I actually found that with the toned tiles this small amount of texture added to the overall beauty of the art. Notice with the bird that the shadow is granular and the feathers look like they’re undulating and ruffled. In this piece the micro texture of the paper helps in producing a cool piece of art. When I made the bottle drawing on the right I actually used a small amount of water and a 0 sized brush to move the watercolor pencil pigment around. This didn’t buckle the paper at all but any more water would probably have worked negatively on this somewhat lighter weight paper. The toned tiles actually feel quite luxurious to the hand, not thin at all, but still not made for water applications.
When I made the stapler I used much more pressure in the final layers and got better coverage. This did indeed take many, many layers to achieve though. I do appreciate that Strathmore offers so many choices of toned paper, not only two colors but so many choices of bindings and ways to make art on their superior paper. Strathmore even offers toned paper in rolls of 42″ x 10″. The Toned tiles would be fun for Zentanglers to have a go at non-white paper, it stretches the imagination to come up with new ways to make art. That’s why I enjoyed the experience of creating these hyper-realistic pieces. Hyper-realistic isn’t the only kind of art that can be done though, just with the use of one white pencil crayon, a black pen and a white gel pen an artist can make truly beautiful, expressive yet minimal artwork. John Muir Laws has a terrific article on where to start with toned paper.
Until the end of this year, Strathmore is offering a free course called “Ethereal Mixed Media On Toned Paper” by Georgina Kreutzer. If you take the course, I’ll probably see you in class!
Practicing: Brush Lettering using Tombow Brush Pens. Gotta get this Christmas Cards finished ASAP!
Anticipating: Picking a WINNER for my first GIVEAWAY. You have until this Saturday to enter! Remember to subscribe so you’re eligible.
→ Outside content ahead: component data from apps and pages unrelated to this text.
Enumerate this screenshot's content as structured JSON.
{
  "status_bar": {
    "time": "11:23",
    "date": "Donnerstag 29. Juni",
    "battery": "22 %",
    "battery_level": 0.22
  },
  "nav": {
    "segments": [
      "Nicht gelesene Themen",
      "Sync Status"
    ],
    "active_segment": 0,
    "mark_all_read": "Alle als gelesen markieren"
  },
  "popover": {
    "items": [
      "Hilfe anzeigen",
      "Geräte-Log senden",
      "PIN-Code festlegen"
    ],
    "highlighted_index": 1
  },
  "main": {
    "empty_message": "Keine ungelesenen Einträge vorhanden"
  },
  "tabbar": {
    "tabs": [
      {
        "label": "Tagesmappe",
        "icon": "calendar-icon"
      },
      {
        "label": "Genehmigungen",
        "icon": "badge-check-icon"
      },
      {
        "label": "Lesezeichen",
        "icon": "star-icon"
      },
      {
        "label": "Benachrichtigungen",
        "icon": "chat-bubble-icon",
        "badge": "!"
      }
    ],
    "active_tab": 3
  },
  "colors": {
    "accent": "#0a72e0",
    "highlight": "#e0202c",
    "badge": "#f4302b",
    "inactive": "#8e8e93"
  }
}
Planning: Review on Hahnemühle Postcards & how to DIY the tin it comes with to make a watercolor palette!